TASK MATERIAL:

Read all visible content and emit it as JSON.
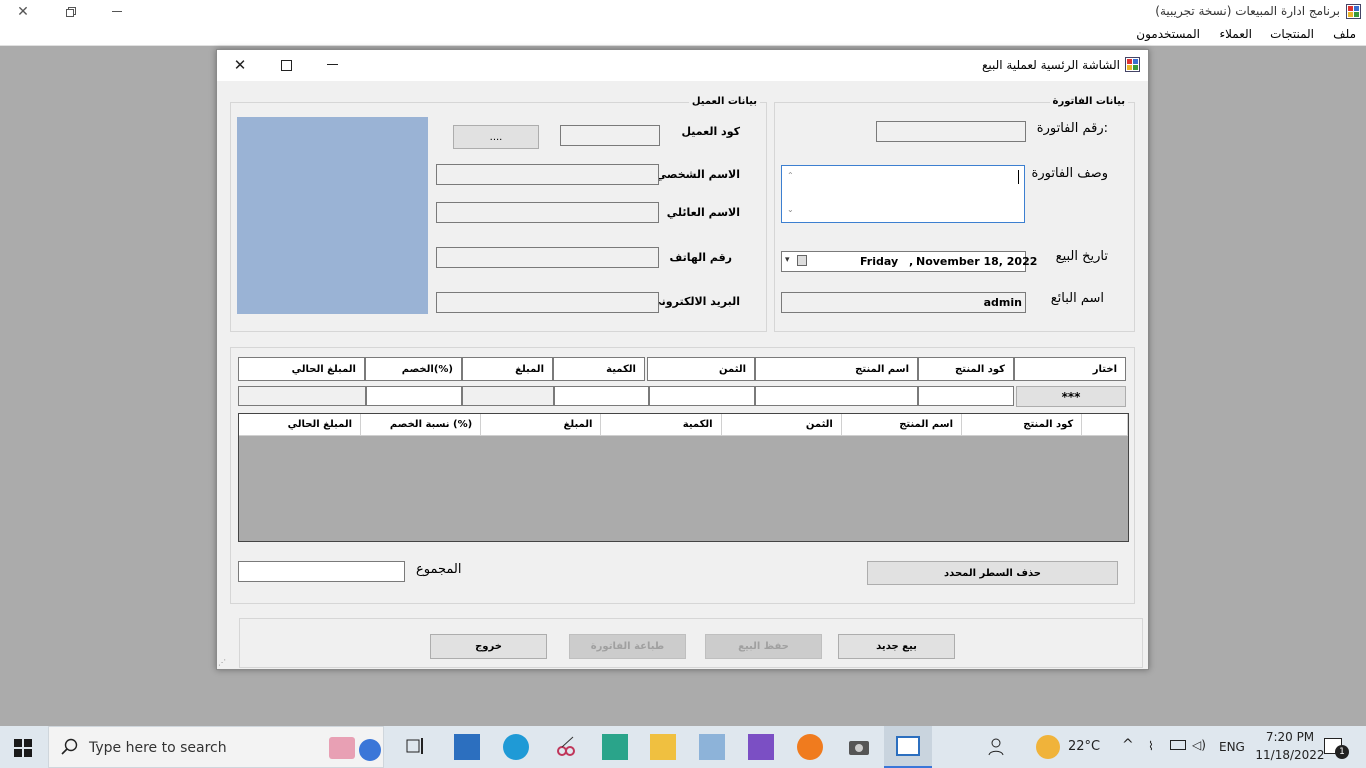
{
  "app": {
    "title": "برنامج ادارة المبيعات (نسخة تجريبية)",
    "menu": [
      "ملف",
      "المنتجات",
      "العملاء",
      "المستخدمون"
    ]
  },
  "dialog": {
    "title": "الشاشة الرئسية لعملية البيع",
    "invoice_group": {
      "title": "بيانات الفاتورة",
      "number_label": "رقم الفاتورة:",
      "desc_label": "وصف الفاتورة",
      "date_label": "تاريخ البيع",
      "date_day": "Friday",
      "date_sep": ",",
      "date_value": "November 18, 2022",
      "seller_label": "اسم البائع",
      "seller_value": "admin"
    },
    "client_group": {
      "title": "بيانات العميل",
      "code_label": "كود العميل",
      "browse_label": "....",
      "first_name_label": "الاسم الشخصي",
      "last_name_label": "الاسم العائلي",
      "phone_label": "رقم الهاتف",
      "email_label": "البريد الالكتروني"
    },
    "entry_headers": [
      "اختار",
      "كود المنتج",
      "اسم المنتج",
      "الثمن",
      "الكمية",
      "المبلغ",
      "الخصم(%)",
      "المبلغ الحالي"
    ],
    "choose_button": "***",
    "grid_headers": [
      "كود المنتج",
      "اسم المنتج",
      "الثمن",
      "الكمية",
      "المبلغ",
      "نسبة الخصم (%)",
      "المبلغ الحالي"
    ],
    "delete_row_button": "حذف السطر المحدد",
    "total_label": "المجموع",
    "buttons": {
      "new_sale": "بيع جديد",
      "save_sale": "حفظ البيع",
      "print_invoice": "طباعة الفاتورة",
      "exit": "خروج"
    }
  },
  "taskbar": {
    "search_placeholder": "Type here to search",
    "weather": "22°C",
    "language": "ENG",
    "time": "7:20 PM",
    "date": "11/18/2022",
    "notifications": "1"
  },
  "colors": {
    "client_bg": "#ababab",
    "photo_box": "#9ab3d5",
    "taskbar": "#dfe7ee"
  }
}
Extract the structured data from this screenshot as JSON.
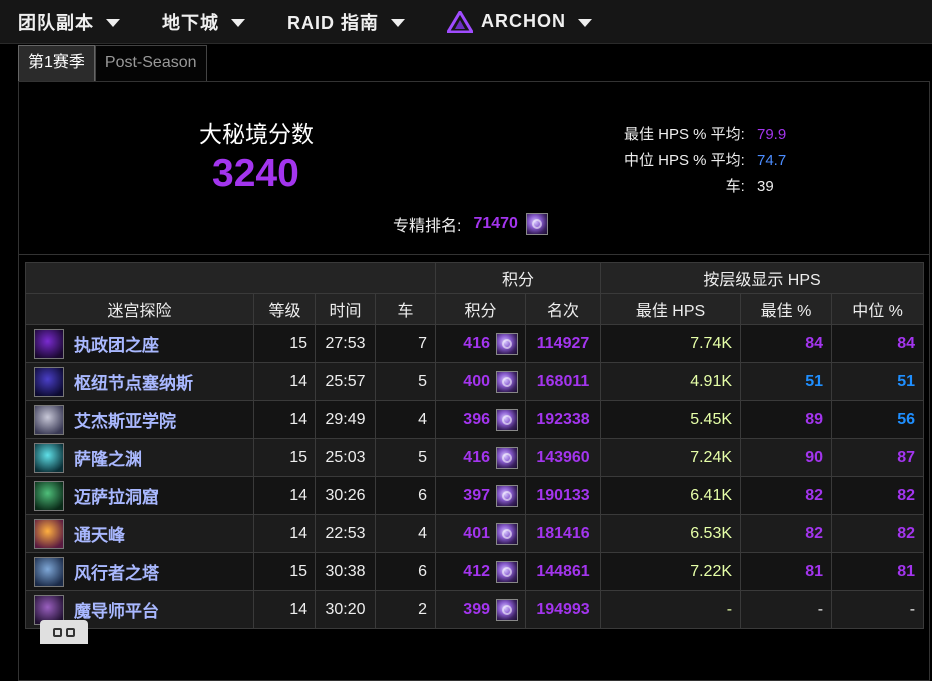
{
  "nav": {
    "items": [
      {
        "label": "团队副本"
      },
      {
        "label": "地下城"
      },
      {
        "label": "RAID 指南"
      },
      {
        "label": "ARCHON"
      }
    ]
  },
  "tabs": [
    {
      "label": "第1赛季",
      "active": true
    },
    {
      "label": "Post-Season",
      "active": false
    }
  ],
  "summary": {
    "score_title": "大秘境分数",
    "score_value": "3240",
    "best_hps_label": "最佳 HPS % 平均:",
    "best_hps_value": "79.9",
    "median_hps_label": "中位 HPS % 平均:",
    "median_hps_value": "74.7",
    "runs_label": "车:",
    "runs_value": "39",
    "spec_rank_label": "专精排名:",
    "spec_rank_value": "71470"
  },
  "table": {
    "group_headers": {
      "score": "积分",
      "hps_by_level": "按层级显示 HPS"
    },
    "headers": {
      "dungeon": "迷宫探险",
      "level": "等级",
      "time": "时间",
      "runs": "车",
      "score": "积分",
      "rank": "名次",
      "best_hps": "最佳 HPS",
      "best_pct": "最佳 %",
      "median_pct": "中位 %"
    },
    "rows": [
      {
        "name": "执政团之座",
        "level": "15",
        "time": "27:53",
        "runs": "7",
        "score": "416",
        "rank": "114927",
        "best_hps": "7.74K",
        "best_pct": "84",
        "median_pct": "84",
        "best_color": "purple",
        "median_color": "purple",
        "icon_colors": [
          "#7a2bd0",
          "#1a0830"
        ]
      },
      {
        "name": "枢纽节点塞纳斯",
        "level": "14",
        "time": "25:57",
        "runs": "5",
        "score": "400",
        "rank": "168011",
        "best_hps": "4.91K",
        "best_pct": "51",
        "median_pct": "51",
        "best_color": "blue",
        "median_color": "blue",
        "icon_colors": [
          "#4a3fc8",
          "#0c0a30"
        ]
      },
      {
        "name": "艾杰斯亚学院",
        "level": "14",
        "time": "29:49",
        "runs": "4",
        "score": "396",
        "rank": "192338",
        "best_hps": "5.45K",
        "best_pct": "89",
        "median_pct": "56",
        "best_color": "purple",
        "median_color": "blue",
        "icon_colors": [
          "#c8c8d8",
          "#3a3a55"
        ]
      },
      {
        "name": "萨隆之渊",
        "level": "15",
        "time": "25:03",
        "runs": "5",
        "score": "416",
        "rank": "143960",
        "best_hps": "7.24K",
        "best_pct": "90",
        "median_pct": "87",
        "best_color": "purple",
        "median_color": "purple",
        "icon_colors": [
          "#5fe0e8",
          "#0a3038"
        ]
      },
      {
        "name": "迈萨拉洞窟",
        "level": "14",
        "time": "30:26",
        "runs": "6",
        "score": "397",
        "rank": "190133",
        "best_hps": "6.41K",
        "best_pct": "82",
        "median_pct": "82",
        "best_color": "purple",
        "median_color": "purple",
        "icon_colors": [
          "#4fbf7a",
          "#0a2a18"
        ]
      },
      {
        "name": "通天峰",
        "level": "14",
        "time": "22:53",
        "runs": "4",
        "score": "401",
        "rank": "181416",
        "best_hps": "6.53K",
        "best_pct": "82",
        "median_pct": "82",
        "best_color": "purple",
        "median_color": "purple",
        "icon_colors": [
          "#ffb040",
          "#5a1a40"
        ]
      },
      {
        "name": "风行者之塔",
        "level": "15",
        "time": "30:38",
        "runs": "6",
        "score": "412",
        "rank": "144861",
        "best_hps": "7.22K",
        "best_pct": "81",
        "median_pct": "81",
        "best_color": "purple",
        "median_color": "purple",
        "icon_colors": [
          "#7fa8d8",
          "#1a2a48"
        ]
      },
      {
        "name": "魔导师平台",
        "level": "14",
        "time": "30:20",
        "runs": "2",
        "score": "399",
        "rank": "194993",
        "best_hps": "-",
        "best_pct": "-",
        "median_pct": "-",
        "best_color": "white",
        "median_color": "white",
        "icon_colors": [
          "#9a60c0",
          "#201030"
        ]
      }
    ]
  }
}
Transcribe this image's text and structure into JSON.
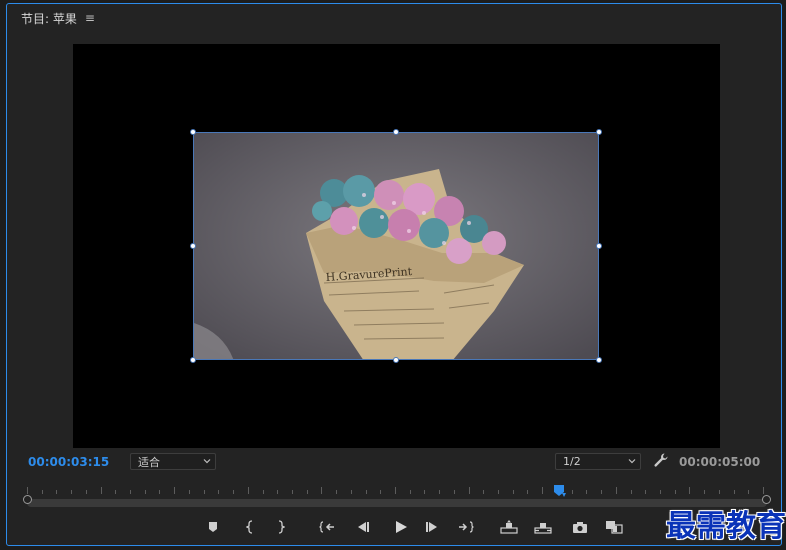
{
  "panel": {
    "title": "节目: 苹果"
  },
  "timecodes": {
    "current": "00:00:03:15",
    "duration": "00:00:05:00"
  },
  "zoom_select": {
    "value": "适合"
  },
  "resolution_select": {
    "value": "1/2"
  },
  "playhead": {
    "position_fraction": 0.72
  },
  "colors": {
    "accent": "#2d8ceb",
    "panel_bg": "#232323",
    "monitor_bg": "#000000"
  },
  "controls": [
    {
      "name": "add-marker-button",
      "icon": "marker-icon"
    },
    {
      "name": "mark-in-button",
      "icon": "mark-in-icon"
    },
    {
      "name": "mark-out-button",
      "icon": "mark-out-icon"
    },
    {
      "name": "go-to-in-button",
      "icon": "go-to-in-icon"
    },
    {
      "name": "step-back-button",
      "icon": "step-back-icon"
    },
    {
      "name": "play-button",
      "icon": "play-icon"
    },
    {
      "name": "step-forward-button",
      "icon": "step-forward-icon"
    },
    {
      "name": "go-to-out-button",
      "icon": "go-to-out-icon"
    },
    {
      "name": "lift-button",
      "icon": "lift-icon"
    },
    {
      "name": "extract-button",
      "icon": "extract-icon"
    },
    {
      "name": "export-frame-button",
      "icon": "camera-icon"
    },
    {
      "name": "comparison-view-button",
      "icon": "comparison-view-icon"
    }
  ],
  "watermark": {
    "text": "最需教育"
  }
}
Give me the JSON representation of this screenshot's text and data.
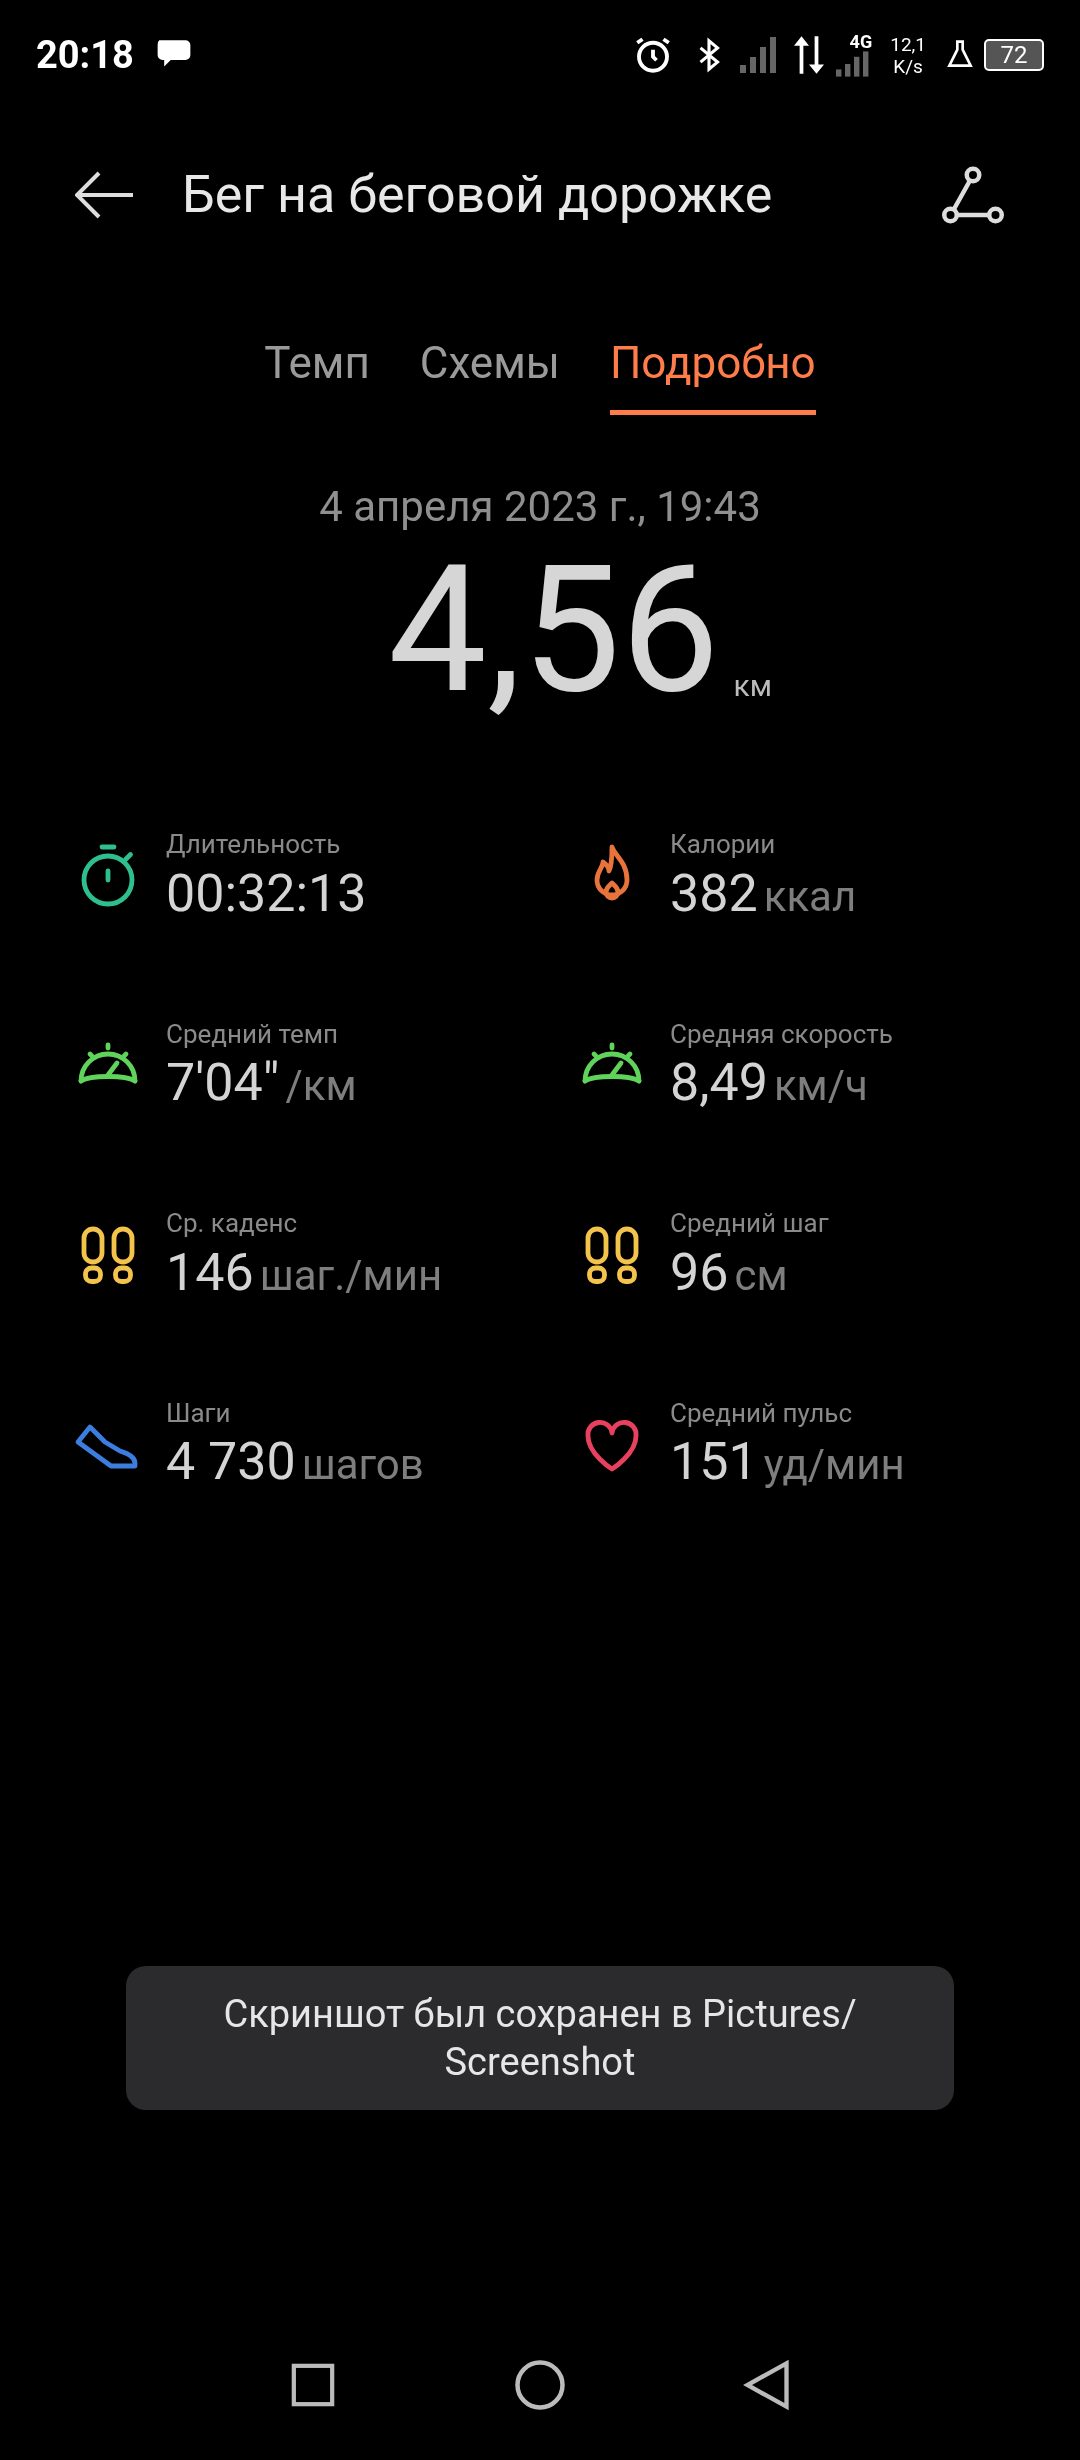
{
  "status_bar": {
    "time": "20:18",
    "network_type": "4G",
    "speed_value": "12,1",
    "speed_unit": "K/s",
    "battery": "72"
  },
  "header": {
    "title": "Бег на беговой дорожке"
  },
  "tabs": [
    {
      "label": "Темп",
      "selected": false
    },
    {
      "label": "Схемы",
      "selected": false
    },
    {
      "label": "Подробно",
      "selected": true
    }
  ],
  "date": "4 апреля 2023 г., 19:43",
  "distance": {
    "value": "4,56",
    "unit": "км"
  },
  "metrics": [
    {
      "kind": "timer",
      "color": "#2fbf8f",
      "label": "Длительность",
      "value": "00:32:13"
    },
    {
      "kind": "flame",
      "color": "#e8743b",
      "label": "Калории",
      "value": "382",
      "unit": "ккал"
    },
    {
      "kind": "gauge",
      "color": "#5fd35a",
      "label": "Средний темп",
      "value": "7'04\"",
      "unit": "/км"
    },
    {
      "kind": "gauge",
      "color": "#5fd35a",
      "label": "Средняя скорость",
      "value": "8,49",
      "unit": "км/ч"
    },
    {
      "kind": "feet",
      "color": "#f3c34b",
      "label": "Ср. каденс",
      "value": "146",
      "unit": "шаг./мин"
    },
    {
      "kind": "feet",
      "color": "#f3c34b",
      "label": "Средний шаг",
      "value": "96",
      "unit": "см"
    },
    {
      "kind": "shoe",
      "color": "#3c7de0",
      "label": "Шаги",
      "value": "4 730",
      "unit": "шагов"
    },
    {
      "kind": "heart",
      "color": "#e8405f",
      "label": "Средний пульс",
      "value": "151",
      "unit": "уд/мин"
    }
  ],
  "toast": {
    "text": "Скриншот был сохранен в  Pictures/ Screenshot"
  }
}
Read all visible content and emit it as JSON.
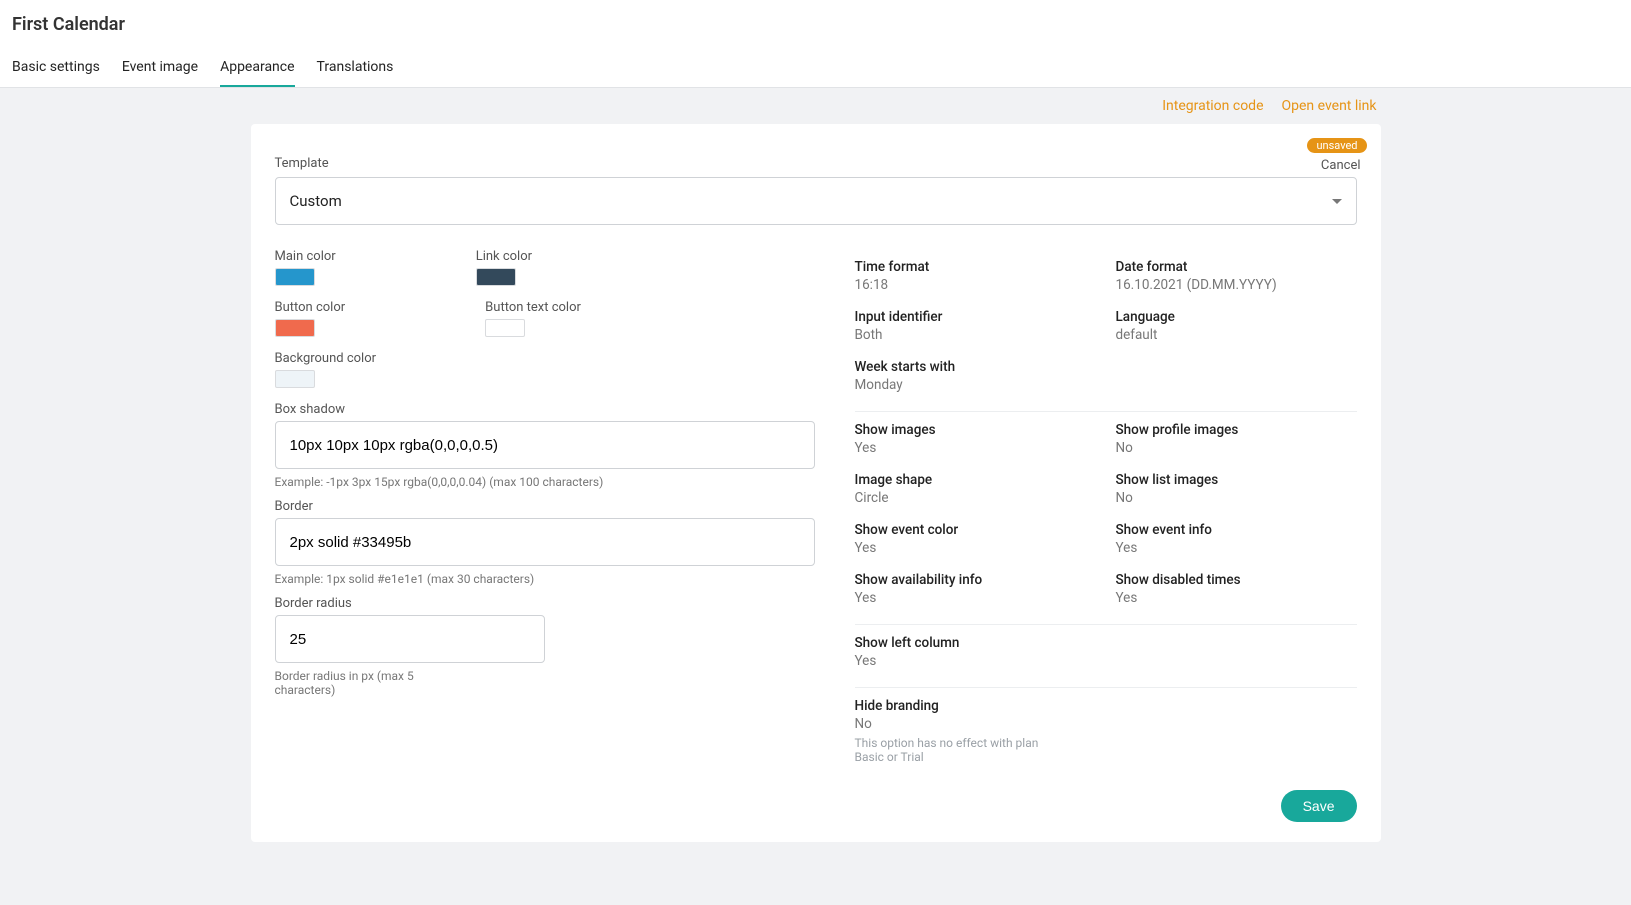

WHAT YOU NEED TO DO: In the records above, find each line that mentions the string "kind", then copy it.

WORKED SOLUTION:
      "kind": "timer",
      "kind": "flame",
      "kind": "gauge",
      "kind": "gauge",
      "kind": "feet",
      "kind": "feet",
      "kind": "shoe",
      "kind": "heart",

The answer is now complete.